═════ SUPPLIED ENTRIES ═════

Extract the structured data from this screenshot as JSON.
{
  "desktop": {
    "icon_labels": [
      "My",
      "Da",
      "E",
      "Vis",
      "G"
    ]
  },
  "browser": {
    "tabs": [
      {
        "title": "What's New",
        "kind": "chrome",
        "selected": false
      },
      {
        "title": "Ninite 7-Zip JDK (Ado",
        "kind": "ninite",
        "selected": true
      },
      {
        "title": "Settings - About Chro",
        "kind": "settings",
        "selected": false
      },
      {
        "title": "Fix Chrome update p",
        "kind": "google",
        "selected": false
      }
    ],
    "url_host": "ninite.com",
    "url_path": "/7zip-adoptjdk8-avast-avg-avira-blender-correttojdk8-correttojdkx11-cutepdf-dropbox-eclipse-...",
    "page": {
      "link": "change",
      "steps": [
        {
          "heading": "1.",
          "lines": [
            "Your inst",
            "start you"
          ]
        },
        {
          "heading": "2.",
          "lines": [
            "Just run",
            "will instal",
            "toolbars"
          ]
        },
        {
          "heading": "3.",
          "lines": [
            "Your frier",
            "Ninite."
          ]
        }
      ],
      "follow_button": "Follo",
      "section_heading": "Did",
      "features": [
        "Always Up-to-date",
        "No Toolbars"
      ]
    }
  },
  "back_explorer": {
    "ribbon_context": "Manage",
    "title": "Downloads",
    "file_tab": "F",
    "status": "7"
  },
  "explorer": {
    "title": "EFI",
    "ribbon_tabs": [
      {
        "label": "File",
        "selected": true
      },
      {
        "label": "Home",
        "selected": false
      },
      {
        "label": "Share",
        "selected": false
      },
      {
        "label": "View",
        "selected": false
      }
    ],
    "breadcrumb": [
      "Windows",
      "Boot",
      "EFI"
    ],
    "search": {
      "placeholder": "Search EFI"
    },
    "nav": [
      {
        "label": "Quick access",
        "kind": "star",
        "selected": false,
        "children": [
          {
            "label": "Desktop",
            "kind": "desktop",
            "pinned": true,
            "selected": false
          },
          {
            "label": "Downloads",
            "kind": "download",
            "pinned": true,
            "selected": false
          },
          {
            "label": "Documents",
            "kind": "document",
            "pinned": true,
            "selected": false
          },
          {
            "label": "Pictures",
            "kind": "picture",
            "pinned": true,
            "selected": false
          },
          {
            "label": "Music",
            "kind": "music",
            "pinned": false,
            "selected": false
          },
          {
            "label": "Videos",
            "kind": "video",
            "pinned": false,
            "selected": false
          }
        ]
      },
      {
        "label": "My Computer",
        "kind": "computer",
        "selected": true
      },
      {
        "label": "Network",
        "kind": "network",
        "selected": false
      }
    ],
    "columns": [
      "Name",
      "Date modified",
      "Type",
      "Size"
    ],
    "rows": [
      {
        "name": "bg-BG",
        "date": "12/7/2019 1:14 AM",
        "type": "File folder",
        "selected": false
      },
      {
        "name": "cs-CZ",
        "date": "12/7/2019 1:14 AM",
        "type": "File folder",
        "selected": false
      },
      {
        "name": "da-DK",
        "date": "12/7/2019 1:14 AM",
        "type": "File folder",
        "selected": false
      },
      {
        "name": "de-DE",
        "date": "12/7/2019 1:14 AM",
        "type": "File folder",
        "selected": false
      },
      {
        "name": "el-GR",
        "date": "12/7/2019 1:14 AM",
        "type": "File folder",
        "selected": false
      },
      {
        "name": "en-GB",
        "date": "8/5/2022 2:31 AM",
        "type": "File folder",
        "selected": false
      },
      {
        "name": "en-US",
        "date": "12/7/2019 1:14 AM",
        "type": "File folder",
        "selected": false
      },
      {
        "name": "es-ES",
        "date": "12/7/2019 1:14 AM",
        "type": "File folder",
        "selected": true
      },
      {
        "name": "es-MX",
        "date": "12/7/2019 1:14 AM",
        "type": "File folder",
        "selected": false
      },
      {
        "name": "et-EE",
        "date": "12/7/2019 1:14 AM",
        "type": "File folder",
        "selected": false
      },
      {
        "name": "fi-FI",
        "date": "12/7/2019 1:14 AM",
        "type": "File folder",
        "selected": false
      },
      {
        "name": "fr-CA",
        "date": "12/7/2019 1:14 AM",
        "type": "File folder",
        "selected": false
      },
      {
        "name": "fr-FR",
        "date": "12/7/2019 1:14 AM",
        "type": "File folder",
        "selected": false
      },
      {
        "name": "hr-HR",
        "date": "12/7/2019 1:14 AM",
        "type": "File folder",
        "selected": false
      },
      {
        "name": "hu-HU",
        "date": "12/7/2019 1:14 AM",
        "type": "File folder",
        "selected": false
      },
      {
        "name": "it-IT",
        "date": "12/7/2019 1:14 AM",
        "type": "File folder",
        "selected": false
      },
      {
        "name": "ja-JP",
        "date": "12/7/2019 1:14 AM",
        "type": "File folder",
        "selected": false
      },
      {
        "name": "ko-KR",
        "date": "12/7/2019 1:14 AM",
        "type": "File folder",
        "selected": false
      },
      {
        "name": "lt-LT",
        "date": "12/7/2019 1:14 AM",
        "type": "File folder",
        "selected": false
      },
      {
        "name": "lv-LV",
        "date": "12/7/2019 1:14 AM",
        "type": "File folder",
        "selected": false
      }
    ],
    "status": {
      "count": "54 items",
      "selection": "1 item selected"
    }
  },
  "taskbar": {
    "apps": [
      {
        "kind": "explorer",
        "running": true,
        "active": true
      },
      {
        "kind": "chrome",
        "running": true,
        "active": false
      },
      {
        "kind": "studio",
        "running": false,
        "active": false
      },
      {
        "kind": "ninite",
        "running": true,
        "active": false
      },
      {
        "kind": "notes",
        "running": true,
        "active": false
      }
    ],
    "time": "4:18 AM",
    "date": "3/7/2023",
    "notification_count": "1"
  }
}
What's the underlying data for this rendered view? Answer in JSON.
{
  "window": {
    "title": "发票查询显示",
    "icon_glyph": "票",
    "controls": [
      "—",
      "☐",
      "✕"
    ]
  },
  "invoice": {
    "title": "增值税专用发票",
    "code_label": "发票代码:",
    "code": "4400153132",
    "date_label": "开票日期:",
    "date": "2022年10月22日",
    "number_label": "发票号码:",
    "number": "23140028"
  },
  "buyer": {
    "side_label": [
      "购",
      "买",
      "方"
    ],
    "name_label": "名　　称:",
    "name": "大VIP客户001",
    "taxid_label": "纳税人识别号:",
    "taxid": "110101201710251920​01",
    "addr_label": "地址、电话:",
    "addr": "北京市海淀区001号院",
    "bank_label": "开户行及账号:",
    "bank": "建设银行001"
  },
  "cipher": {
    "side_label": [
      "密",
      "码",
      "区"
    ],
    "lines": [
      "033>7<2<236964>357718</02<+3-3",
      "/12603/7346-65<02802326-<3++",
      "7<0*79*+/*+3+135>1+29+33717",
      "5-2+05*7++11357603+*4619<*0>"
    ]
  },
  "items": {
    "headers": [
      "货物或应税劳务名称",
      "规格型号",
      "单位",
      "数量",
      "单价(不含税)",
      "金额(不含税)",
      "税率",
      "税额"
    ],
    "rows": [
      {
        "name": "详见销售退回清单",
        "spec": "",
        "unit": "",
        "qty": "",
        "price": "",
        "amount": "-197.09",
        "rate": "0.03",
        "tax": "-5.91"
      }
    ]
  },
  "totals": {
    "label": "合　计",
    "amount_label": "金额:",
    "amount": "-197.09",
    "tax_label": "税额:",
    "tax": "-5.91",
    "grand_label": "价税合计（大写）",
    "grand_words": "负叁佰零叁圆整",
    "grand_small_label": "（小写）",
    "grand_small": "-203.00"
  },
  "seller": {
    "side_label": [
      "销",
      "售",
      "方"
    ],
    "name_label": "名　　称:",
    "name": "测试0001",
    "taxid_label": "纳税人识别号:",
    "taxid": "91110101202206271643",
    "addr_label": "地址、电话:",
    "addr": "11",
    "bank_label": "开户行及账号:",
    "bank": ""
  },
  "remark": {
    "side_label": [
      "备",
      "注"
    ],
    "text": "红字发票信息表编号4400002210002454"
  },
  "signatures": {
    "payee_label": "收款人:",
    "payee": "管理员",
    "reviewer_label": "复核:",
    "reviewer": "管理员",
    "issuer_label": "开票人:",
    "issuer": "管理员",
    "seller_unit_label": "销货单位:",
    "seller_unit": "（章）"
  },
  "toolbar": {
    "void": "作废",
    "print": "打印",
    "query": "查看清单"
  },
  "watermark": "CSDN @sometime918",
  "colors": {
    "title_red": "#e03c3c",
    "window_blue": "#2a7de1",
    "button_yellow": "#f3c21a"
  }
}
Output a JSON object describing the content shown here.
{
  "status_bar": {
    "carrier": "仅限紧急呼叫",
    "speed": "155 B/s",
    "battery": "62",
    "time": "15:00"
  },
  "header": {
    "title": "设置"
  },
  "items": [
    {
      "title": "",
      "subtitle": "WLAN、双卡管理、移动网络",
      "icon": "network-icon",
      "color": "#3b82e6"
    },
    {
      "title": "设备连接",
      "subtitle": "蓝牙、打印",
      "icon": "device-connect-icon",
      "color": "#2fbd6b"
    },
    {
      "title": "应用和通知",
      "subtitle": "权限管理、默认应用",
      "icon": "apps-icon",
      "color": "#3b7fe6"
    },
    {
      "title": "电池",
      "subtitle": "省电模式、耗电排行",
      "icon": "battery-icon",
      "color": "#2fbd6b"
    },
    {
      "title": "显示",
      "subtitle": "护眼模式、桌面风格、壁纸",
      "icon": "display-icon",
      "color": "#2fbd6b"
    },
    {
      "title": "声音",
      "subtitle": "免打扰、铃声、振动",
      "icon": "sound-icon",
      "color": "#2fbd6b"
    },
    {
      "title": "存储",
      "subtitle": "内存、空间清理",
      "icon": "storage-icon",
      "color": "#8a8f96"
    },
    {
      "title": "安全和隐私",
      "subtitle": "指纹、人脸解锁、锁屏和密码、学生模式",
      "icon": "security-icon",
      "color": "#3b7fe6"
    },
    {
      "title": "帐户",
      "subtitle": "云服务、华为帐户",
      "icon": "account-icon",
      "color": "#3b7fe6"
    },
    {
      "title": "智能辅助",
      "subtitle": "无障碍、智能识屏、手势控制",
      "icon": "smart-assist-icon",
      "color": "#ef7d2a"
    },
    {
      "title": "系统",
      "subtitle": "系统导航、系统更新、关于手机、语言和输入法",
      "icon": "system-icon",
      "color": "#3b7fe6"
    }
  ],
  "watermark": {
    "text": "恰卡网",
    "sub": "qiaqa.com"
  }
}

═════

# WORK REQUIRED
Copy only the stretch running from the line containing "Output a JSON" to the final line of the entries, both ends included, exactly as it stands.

# ANSWER SPACE
Output a JSON object describing the content shown here.
{
  "status_bar": {
    "carrier": "仅限紧急呼叫",
    "speed": "155 B/s",
    "battery": "62",
    "time": "15:00"
  },
  "header": {
    "title": "设置"
  },
  "items": [
    {
      "title": "",
      "subtitle": "WLAN、双卡管理、移动网络",
      "icon": "network-icon",
      "color": "#3b82e6"
    },
    {
      "title": "设备连接",
      "subtitle": "蓝牙、打印",
      "icon": "device-connect-icon",
      "color": "#2fbd6b"
    },
    {
      "title": "应用和通知",
      "subtitle": "权限管理、默认应用",
      "icon": "apps-icon",
      "color": "#3b7fe6"
    },
    {
      "title": "电池",
      "subtitle": "省电模式、耗电排行",
      "icon": "battery-icon",
      "color": "#2fbd6b"
    },
    {
      "title": "显示",
      "subtitle": "护眼模式、桌面风格、壁纸",
      "icon": "display-icon",
      "color": "#2fbd6b"
    },
    {
      "title": "声音",
      "subtitle": "免打扰、铃声、振动",
      "icon": "sound-icon",
      "color": "#2fbd6b"
    },
    {
      "title": "存储",
      "subtitle": "内存、空间清理",
      "icon": "storage-icon",
      "color": "#8a8f96"
    },
    {
      "title": "安全和隐私",
      "subtitle": "指纹、人脸解锁、锁屏和密码、学生模式",
      "icon": "security-icon",
      "color": "#3b7fe6"
    },
    {
      "title": "帐户",
      "subtitle": "云服务、华为帐户",
      "icon": "account-icon",
      "color": "#3b7fe6"
    },
    {
      "title": "智能辅助",
      "subtitle": "无障碍、智能识屏、手势控制",
      "icon": "smart-assist-icon",
      "color": "#ef7d2a"
    },
    {
      "title": "系统",
      "subtitle": "系统导航、系统更新、关于手机、语言和输入法",
      "icon": "system-icon",
      "color": "#3b7fe6"
    }
  ],
  "watermark": {
    "text": "恰卡网",
    "sub": "qiaqa.com"
  }
}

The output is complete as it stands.